Task item: Search the data for "username". Return each matching line.

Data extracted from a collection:
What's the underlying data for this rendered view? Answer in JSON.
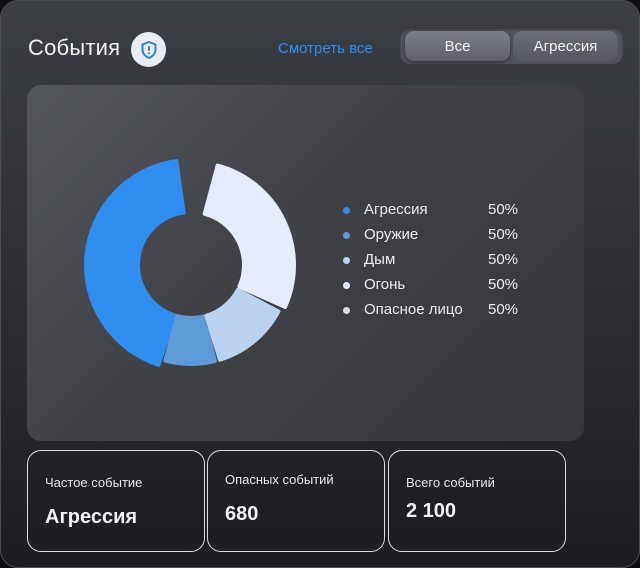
{
  "header": {
    "title": "События",
    "view_all": "Смотреть все",
    "tabs": [
      {
        "label": "Все",
        "active": true
      },
      {
        "label": "Агрессия",
        "active": false
      }
    ]
  },
  "chart_data": {
    "type": "pie",
    "categories": [
      "Агрессия",
      "Оружие",
      "Дым",
      "Огонь",
      "Опасное лицо"
    ],
    "values": [
      50,
      50,
      50,
      50,
      50
    ],
    "value_labels": [
      "50%",
      "50%",
      "50%",
      "50%",
      "50%"
    ],
    "colors": [
      "#2f8ef0",
      "#5e9ad8",
      "#b9d3f0",
      "#e6ecfb",
      "#dcdde0"
    ],
    "legend_position": "right"
  },
  "stats": [
    {
      "label": "Частое событие",
      "value": "Агрессия"
    },
    {
      "label": "Опасных событий",
      "value": "680"
    },
    {
      "label": "Всего событий",
      "value": "2 100"
    }
  ],
  "icons": {
    "badge": "shield-alert-icon"
  }
}
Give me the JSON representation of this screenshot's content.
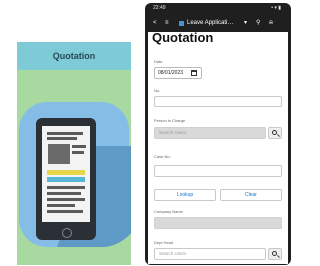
{
  "tile": {
    "title": "Quotation"
  },
  "phone": {
    "status_time": "22:49",
    "status_icons": "• ▾ ▮",
    "appbar": {
      "back": "<",
      "menu": "≡",
      "title": "Leave Applicati…",
      "dropdown": "▾",
      "search": "⚲",
      "bell": "⍾"
    },
    "form": {
      "title": "Quotation",
      "date_label": "Date",
      "date_value": "08/01/2023",
      "no_label": "No.",
      "person_label": "Person in Charge",
      "person_placeholder": "Search Users",
      "case_label": "Case No.",
      "lookup_label": "Lookup",
      "clear_label": "Clear",
      "company_label": "Company Name",
      "dept_label": "Dept Head",
      "dept_placeholder": "Search Users"
    }
  }
}
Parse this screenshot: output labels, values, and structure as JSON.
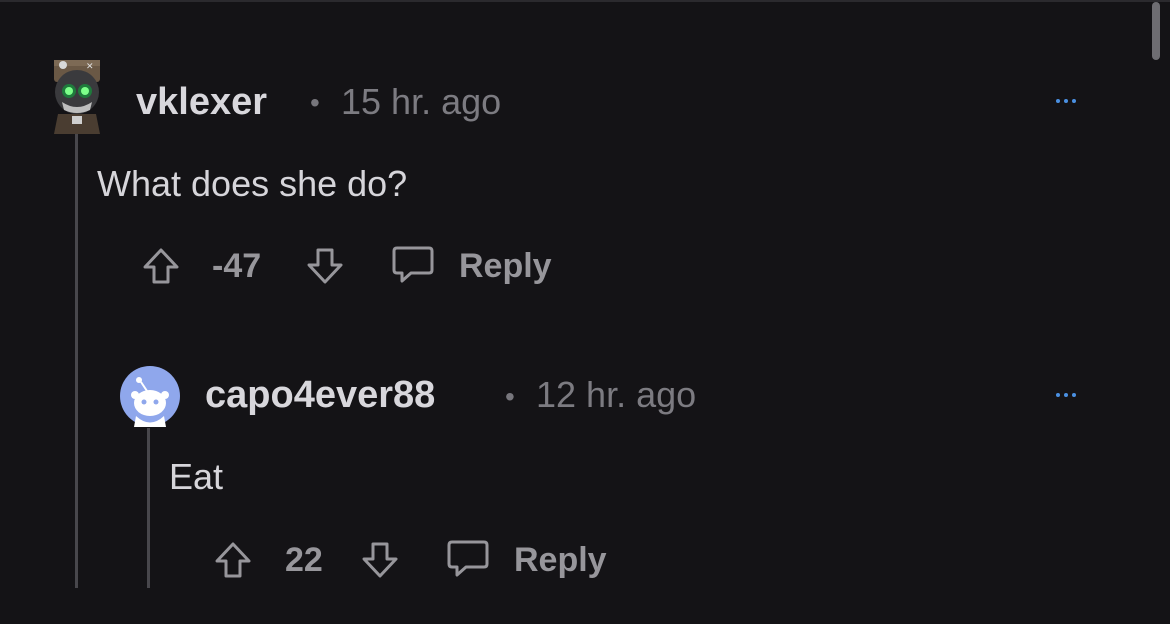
{
  "comments": [
    {
      "username": "vklexer",
      "separator": "•",
      "time": "15 hr. ago",
      "text": "What does she do?",
      "score": "-47",
      "reply_label": "Reply",
      "avatar": "robot-avatar-icon"
    },
    {
      "username": "capo4ever88",
      "separator": "•",
      "time": "12 hr. ago",
      "text": "Eat",
      "score": "22",
      "reply_label": "Reply",
      "avatar": "snoo-avatar-icon"
    }
  ],
  "colors": {
    "background": "#141316",
    "username": "#d8d7dc",
    "meta": "#7c7b81",
    "more_dots": "#4a90e2",
    "thread_line": "#48474c"
  }
}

Task output:
      "username": "vklexer",
      "username": "capo4ever88",
    "username": "#d8d7dc",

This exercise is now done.